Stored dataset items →
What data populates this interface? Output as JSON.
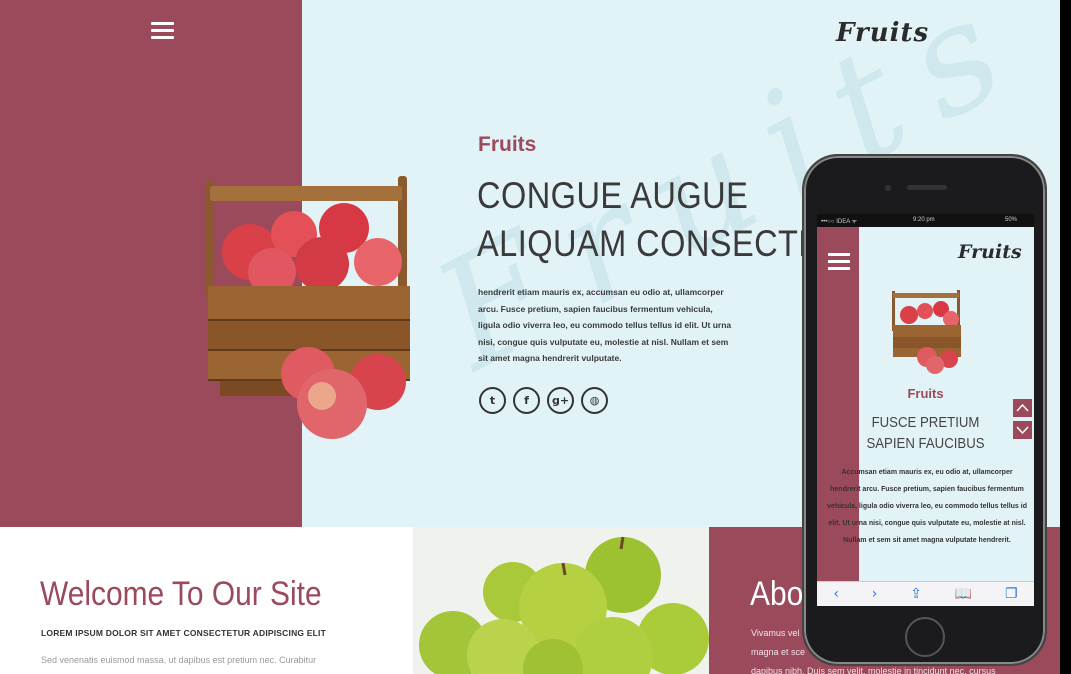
{
  "header": {
    "logo": "Fruits",
    "menu_icon": "hamburger-menu-icon"
  },
  "hero": {
    "subtitle": "Fruits",
    "title_line1": "CONGUE AUGUE",
    "title_line2": "ALIQUAM CONSECTETUR",
    "body": "hendrerit etiam mauris ex, accumsan eu odio at, ullamcorper arcu. Fusce pretium, sapien faucibus fermentum vehicula, ligula odio viverra leo, eu commodo tellus tellus id elit. Ut urna nisi, congue quis vulputate eu, molestie at nisl. Nullam et sem sit amet magna hendrerit vulputate.",
    "watermark": "Fruits",
    "social": [
      {
        "icon": "twitter-icon",
        "glyph": "t"
      },
      {
        "icon": "facebook-icon",
        "glyph": "f"
      },
      {
        "icon": "google-plus-icon",
        "glyph": "g+"
      },
      {
        "icon": "dribbble-icon",
        "glyph": "◍"
      }
    ]
  },
  "welcome": {
    "title": "Welcome To Our Site",
    "subtitle": "LOREM IPSUM DOLOR SIT AMET CONSECTETUR ADIPISCING ELIT",
    "body": "Sed venenatis euismod massa, ut dapibus est pretium nec. Curabitur"
  },
  "about": {
    "title": "About",
    "lines": [
      "Vivamus vel",
      "magna et sce",
      "dapibus nibh. Duis sem velit, molestie in tincidunt nec, cursus"
    ]
  },
  "phone": {
    "status": {
      "carrier": "•••○○ IDEA ᯤ",
      "time": "9:20 pm",
      "battery": "50%"
    },
    "logo": "Fruits",
    "subtitle": "Fruits",
    "title_line1": "FUSCE PRETIUM",
    "title_line2": "SAPIEN FAUCIBUS",
    "body": "Accumsan etiam mauris ex, eu odio at, ullamcorper hendrerit arcu. Fusce pretium, sapien faucibus fermentum vehicula, ligula odio viverra leo, eu commodo tellus tellus id elit. Ut urna nisi, congue quis vulputate eu, molestie at nisl. Nullam et sem sit amet magna vulputate hendrerit.",
    "browser": {
      "back": "‹",
      "forward": "›",
      "share": "⇪",
      "bookmarks": "📖",
      "tabs": "❐"
    }
  },
  "colors": {
    "accent": "#9b4a5c",
    "hero_bg": "#e2f3f7",
    "text_dark": "#3a3a3a"
  }
}
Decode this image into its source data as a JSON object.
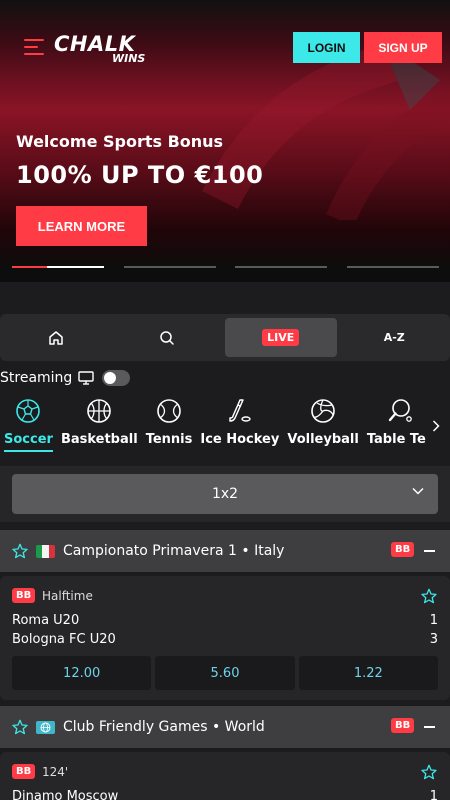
{
  "header": {
    "brand_main": "CHALK",
    "brand_sub": "WINS",
    "login_label": "LOGIN",
    "signup_label": "SIGN UP"
  },
  "promo": {
    "title": "Welcome Sports Bonus",
    "headline": "100% UP TO €100",
    "cta_label": "LEARN MORE",
    "slides": 4,
    "active_slide": 1
  },
  "nav": {
    "live_label": "LIVE",
    "az_label": "A-Z"
  },
  "streaming": {
    "label": "Streaming",
    "enabled": false
  },
  "sports": [
    {
      "label": "Soccer",
      "icon": "soccer-ball-icon",
      "active": true
    },
    {
      "label": "Basketball",
      "icon": "basketball-icon",
      "active": false
    },
    {
      "label": "Tennis",
      "icon": "tennis-ball-icon",
      "active": false
    },
    {
      "label": "Ice Hockey",
      "icon": "hockey-stick-icon",
      "active": false
    },
    {
      "label": "Volleyball",
      "icon": "volleyball-icon",
      "active": false
    },
    {
      "label": "Table Ter",
      "icon": "table-tennis-icon",
      "active": false
    }
  ],
  "market": {
    "selected": "1x2"
  },
  "leagues": [
    {
      "name": "Campionato Primavera 1 • Italy",
      "badge": "BB",
      "match": {
        "badge": "BB",
        "status": "Halftime",
        "home": "Roma U20",
        "away": "Bologna FC U20",
        "home_score": "1",
        "away_score": "3",
        "odds": [
          "12.00",
          "5.60",
          "1.22"
        ]
      }
    },
    {
      "name": "Club Friendly Games • World",
      "badge": "BB",
      "match": {
        "badge": "BB",
        "status": "124'",
        "home": "Dinamo Moscow",
        "home_score": "1"
      }
    }
  ],
  "colors": {
    "accent_red": "#ff3b45",
    "accent_cyan": "#3de8e8",
    "odds_text": "#6fd3e8"
  }
}
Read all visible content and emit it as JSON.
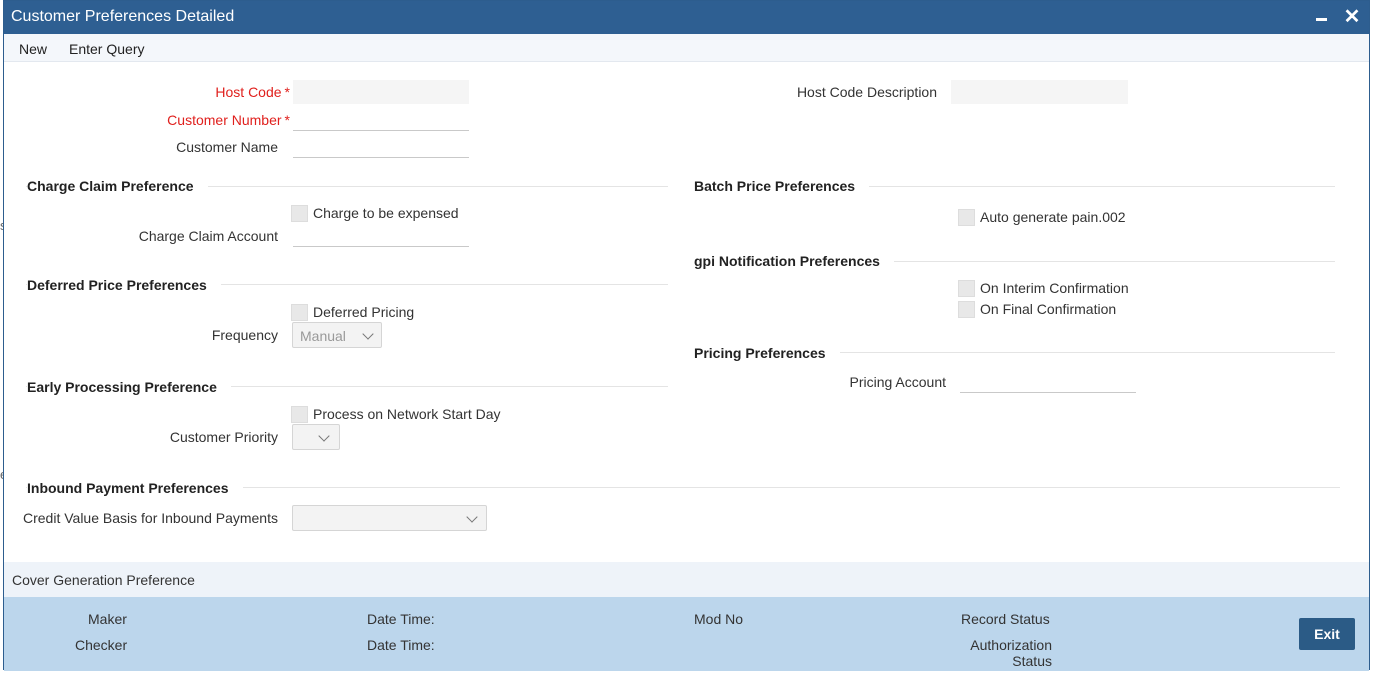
{
  "window": {
    "title": "Customer Preferences Detailed"
  },
  "menu": {
    "new": "New",
    "enter_query": "Enter Query"
  },
  "header": {
    "host_code_label": "Host Code",
    "customer_number_label": "Customer Number",
    "customer_name_label": "Customer Name",
    "host_code_description_label": "Host Code Description",
    "required_marker": "*",
    "host_code_value": "",
    "host_code_description_value": "",
    "customer_number_value": "",
    "customer_name_value": ""
  },
  "charge_claim": {
    "title": "Charge Claim Preference",
    "charge_to_be_expensed_label": "Charge to be expensed",
    "charge_to_be_expensed_checked": false,
    "charge_claim_account_label": "Charge Claim Account",
    "charge_claim_account_value": ""
  },
  "deferred_price": {
    "title": "Deferred Price Preferences",
    "deferred_pricing_label": "Deferred Pricing",
    "deferred_pricing_checked": false,
    "frequency_label": "Frequency",
    "frequency_value": "Manual"
  },
  "early_processing": {
    "title": "Early Processing Preference",
    "process_on_network_start_day_label": "Process on Network Start Day",
    "process_on_network_start_day_checked": false,
    "customer_priority_label": "Customer Priority",
    "customer_priority_value": ""
  },
  "inbound_payment": {
    "title": "Inbound Payment Preferences",
    "credit_value_basis_label": "Credit Value Basis for Inbound Payments",
    "credit_value_basis_value": ""
  },
  "batch_price": {
    "title": "Batch Price Preferences",
    "auto_generate_label": "Auto generate pain.002",
    "auto_generate_checked": false
  },
  "gpi_notification": {
    "title": "gpi Notification Preferences",
    "on_interim_label": "On Interim Confirmation",
    "on_interim_checked": false,
    "on_final_label": "On Final Confirmation",
    "on_final_checked": false
  },
  "pricing": {
    "title": "Pricing Preferences",
    "pricing_account_label": "Pricing Account",
    "pricing_account_value": ""
  },
  "cover_generation": {
    "label": "Cover Generation Preference"
  },
  "footer": {
    "maker_label": "Maker",
    "checker_label": "Checker",
    "date_time_label_1": "Date Time:",
    "date_time_label_2": "Date Time:",
    "mod_no_label": "Mod No",
    "record_status_label": "Record Status",
    "authorization_status_label_line1": "Authorization",
    "authorization_status_label_line2": "Status",
    "exit_button": "Exit"
  },
  "edge_glyphs": {
    "upper": "s",
    "lower": "e"
  },
  "colors": {
    "title_bar": "#2e5f92",
    "required": "#e0201d",
    "footer": "#bcd6ec",
    "exit_button": "#2b5b86"
  }
}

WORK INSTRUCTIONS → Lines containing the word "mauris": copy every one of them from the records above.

SOLUTION TO THE PROBLEM →
    "body": "hendrerit etiam mauris ex, accumsan eu odio at, ullamcorper arcu. Fusce pretium, sapien faucibus fermentum vehicula, ligula odio viverra leo, eu commodo tellus tellus id elit. Ut urna nisi, congue quis vulputate eu, molestie at nisl. Nullam et sem sit amet magna hendrerit vulputate.",
    "body": "Accumsan etiam mauris ex, eu odio at, ullamcorper hendrerit arcu. Fusce pretium, sapien faucibus fermentum vehicula, ligula odio viverra leo, eu commodo tellus tellus id elit. Ut urna nisi, congue quis vulputate eu, molestie at nisl. Nullam et sem sit amet magna vulputate hendrerit.",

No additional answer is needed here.